Each special session can last no longer than 30 days, and the Governor’s proclamation states that she’s calling us back for seven days. She proclaimed that the special session is necessary for two reasons:
1) Work remains to be done with respect to biennial operating and capital budgets and bills necessary to implement those budgets;
2) Work remains to be done with respect to job creation and economic development.
While we would all much rather return home to our constituents, family, friends and dogs, it makes sense that we are staying in Olympia for another week to deal with the budget effects of the greatest economic crisis since the Great Depression, an almost 10% unemployment rate, and the largest revenue shortfall in state history. We want to do what is right for the people of Washington, and the prudent thing to do is take a little more time to reach a consensus. We do not believe the public wants us to rush to make bad decisions.
Still, each day of a special session costs the state about $18,300, so we’re under considerable pressure from ourselves and our constituents to get the job done as quickly as possible.
It turns out that special sessions are not uncommon in Washington. According to data from the Secretary of State’s Office, since the state was founded in 1889, 61 special sessions have been held, including multiple special sessions. In 2001, when we were still reeling from the dot-com bust of 2000 and an economic recession, the Legislature was called back into session three times for a total of 58 days. Those special sessions were followed by three years of revenue shortfalls and tight budgets. Washington wasn’t alone. At the time, 36 other states struggled to fill budget shortfalls.

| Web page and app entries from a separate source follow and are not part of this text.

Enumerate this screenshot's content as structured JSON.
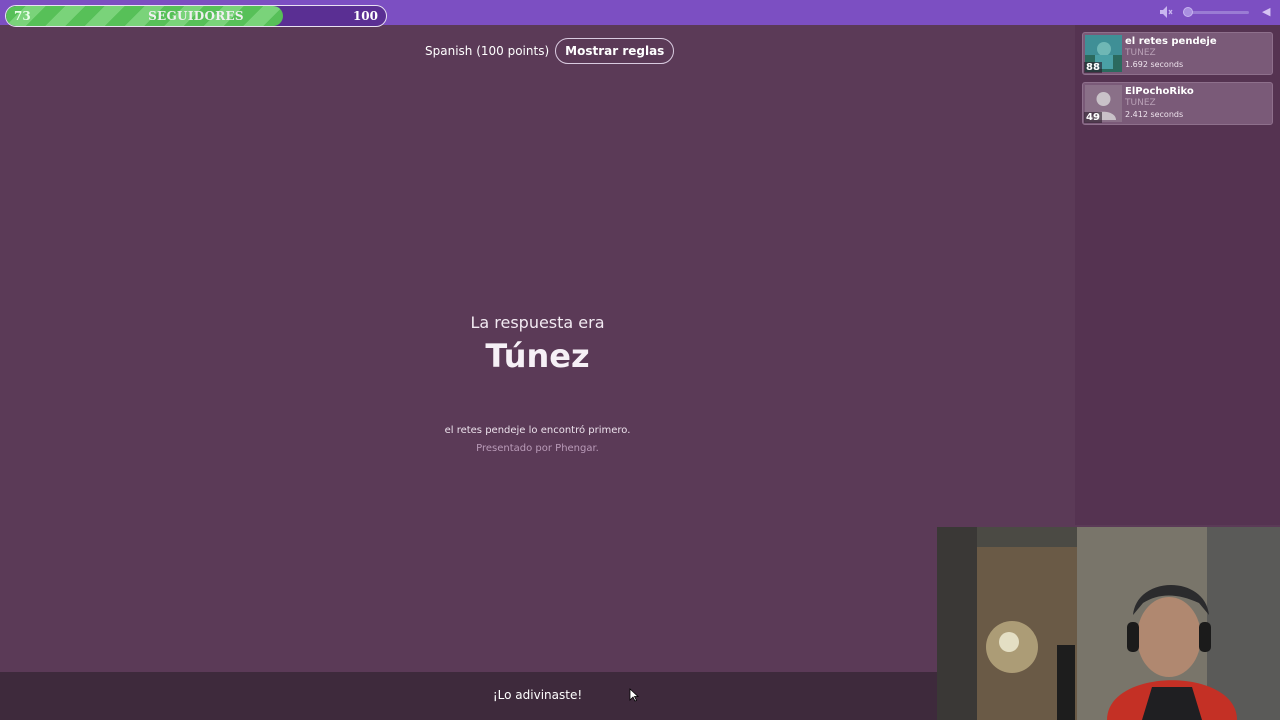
{
  "follower_goal": {
    "current": "73",
    "label": "SEGUIDORES",
    "target": "100",
    "progress": 0.73
  },
  "topbar": {
    "mute_icon": "speaker-muted-icon",
    "volume_level": 0,
    "collapse_icon": "chevron-left-icon"
  },
  "question": {
    "lang_points": "Spanish (100 points)",
    "rules_button": "Mostrar reglas"
  },
  "answer": {
    "intro": "La respuesta era",
    "value": "Túnez",
    "found_first": "el retes pendeje lo encontró primero.",
    "presented_by": "Presentado por Phengar."
  },
  "leaderboard": [
    {
      "name": "el retes pendeje",
      "guess": "TUNEZ",
      "time": "1.692 seconds",
      "score": "88"
    },
    {
      "name": "ElPochoRiko",
      "guess": "TUNEZ",
      "time": "2.412 seconds",
      "score": "49"
    }
  ],
  "bottom": {
    "status": "¡Lo adivinaste!"
  },
  "colors": {
    "background": "#5b3a57",
    "topbar": "#7c4fc2",
    "progress_green": "#57c058"
  }
}
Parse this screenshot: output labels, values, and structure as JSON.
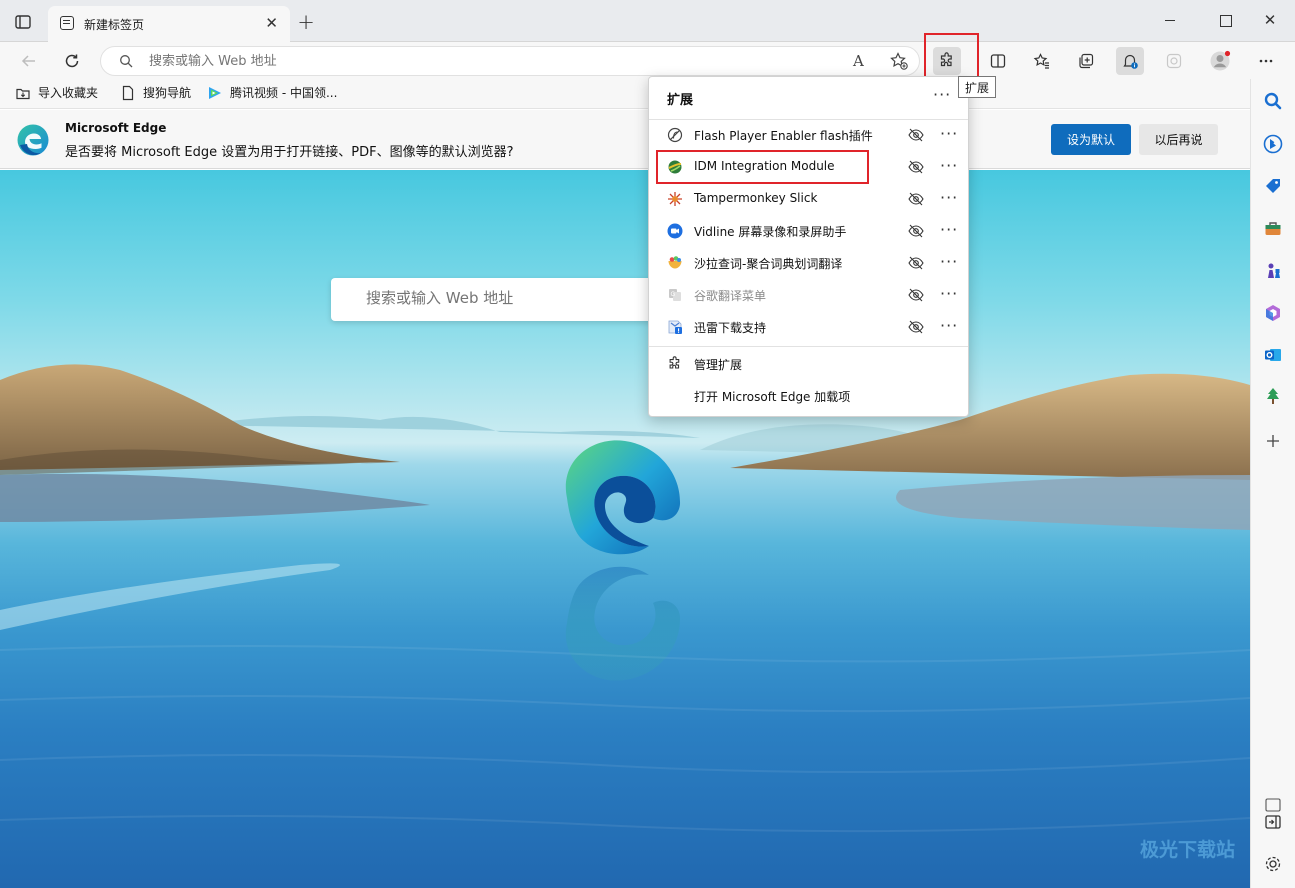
{
  "tab": {
    "title": "新建标签页",
    "close": "✕",
    "new_tab": "+"
  },
  "window": {
    "close": "✕"
  },
  "address_bar": {
    "placeholder": "搜索或输入 Web 地址",
    "read_aloud": "A"
  },
  "extensions_button": {
    "tooltip": "扩展"
  },
  "favorites": [
    {
      "label": "导入收藏夹",
      "icon": "import-favorites-icon"
    },
    {
      "label": "搜狗导航",
      "icon": "page-icon"
    },
    {
      "label": "腾讯视频 - 中国领...",
      "icon": "tencent-video-icon"
    }
  ],
  "infobar": {
    "title": "Microsoft Edge",
    "message": "是否要将 Microsoft Edge 设置为用于打开链接、PDF、图像等的默认浏览器?",
    "primary_label": "设为默认",
    "secondary_label": "以后再说"
  },
  "ntp_search": {
    "placeholder": "搜索或输入 Web 地址"
  },
  "extensions_panel": {
    "title": "扩展",
    "more": "···",
    "items": [
      {
        "name": "Flash Player Enabler flash插件",
        "enabled": true,
        "icon": "flash-icon"
      },
      {
        "name": "IDM Integration Module",
        "enabled": true,
        "icon": "idm-icon"
      },
      {
        "name": "Tampermonkey Slick",
        "enabled": true,
        "icon": "tampermonkey-icon"
      },
      {
        "name": "Vidline 屏幕录像和录屏助手",
        "enabled": true,
        "icon": "vidline-icon"
      },
      {
        "name": "沙拉查词-聚合词典划词翻译",
        "enabled": true,
        "icon": "saladict-icon"
      },
      {
        "name": "谷歌翻译菜单",
        "enabled": false,
        "icon": "translate-icon"
      },
      {
        "name": "迅雷下载支持",
        "enabled": true,
        "icon": "thunder-icon"
      }
    ],
    "manage_label": "管理扩展",
    "addons_label": "打开 Microsoft Edge 加载项"
  },
  "watermark": "极光下载站",
  "colors": {
    "accent": "#0f6cbd",
    "highlight": "#e0242a"
  }
}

The most recent special session occurred in 2003 when lawmakers were called back three times for a total of 32 days. As a percentage of the total budget, our current revenue deficit is nearly three times larger than that of the 2003 fiscal crisis. It’s important to note that unlike in 2003, when 17 Senate bills and 16 House bills were introduced on various issues (operating budget, education, local government financing options, terrorism, etc.), this year’s special session will be much more tightly focused on finalizing the operation and capital budgets. I am confident that we’ll be able to complete our work in the next week.
Washington is not the only state forced to go into special session to resolve a budget crisis. Other states, including Nevada and Oregon went into special session in late February, and California held one in January to address critical budget problems.

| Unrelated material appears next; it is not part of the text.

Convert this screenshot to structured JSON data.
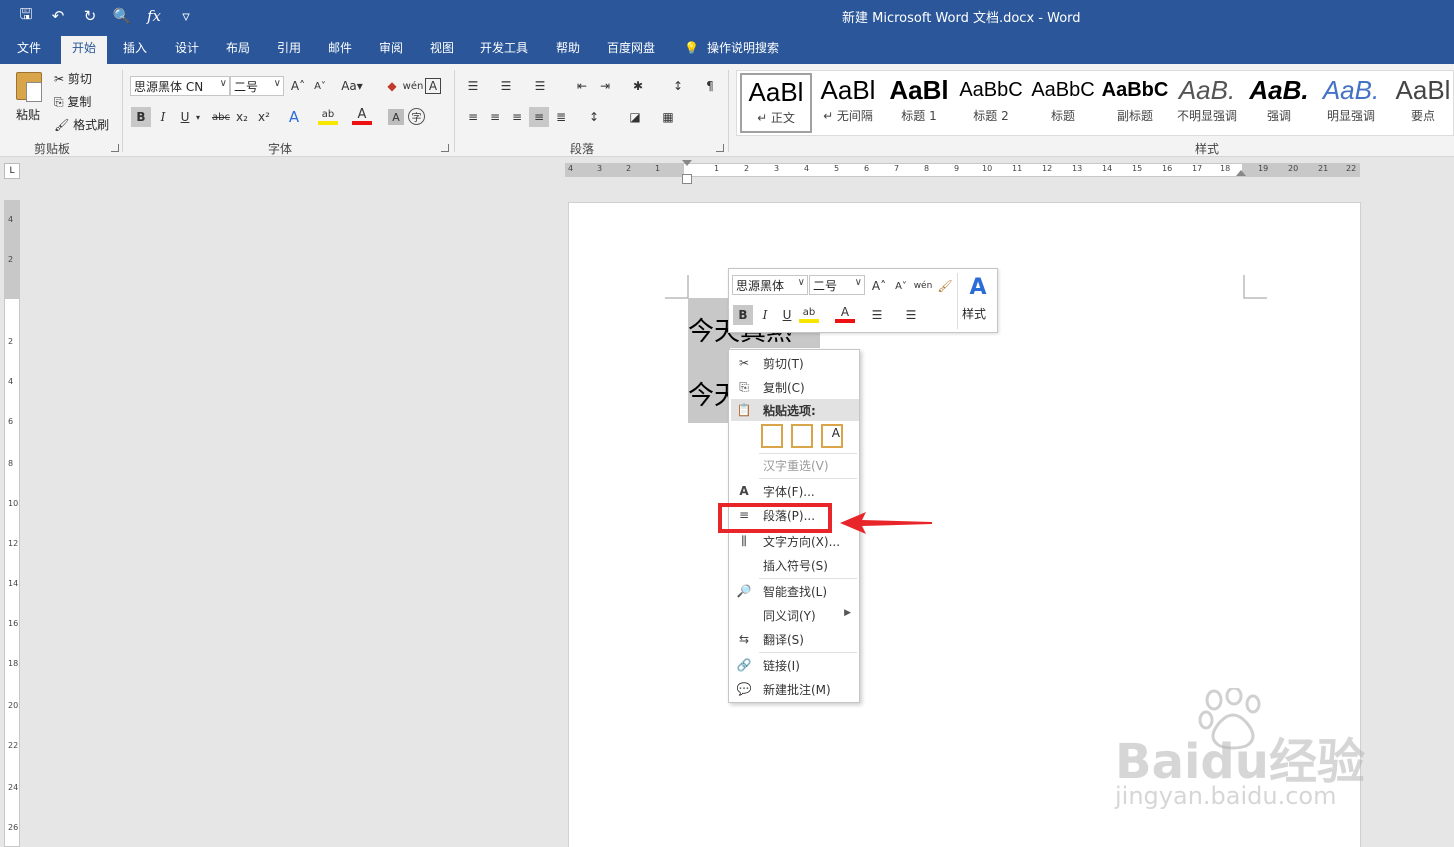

Personally, I love Olympia, but I’m really looking forward to going home to Seattle, and will do my best to wrap things up quickly.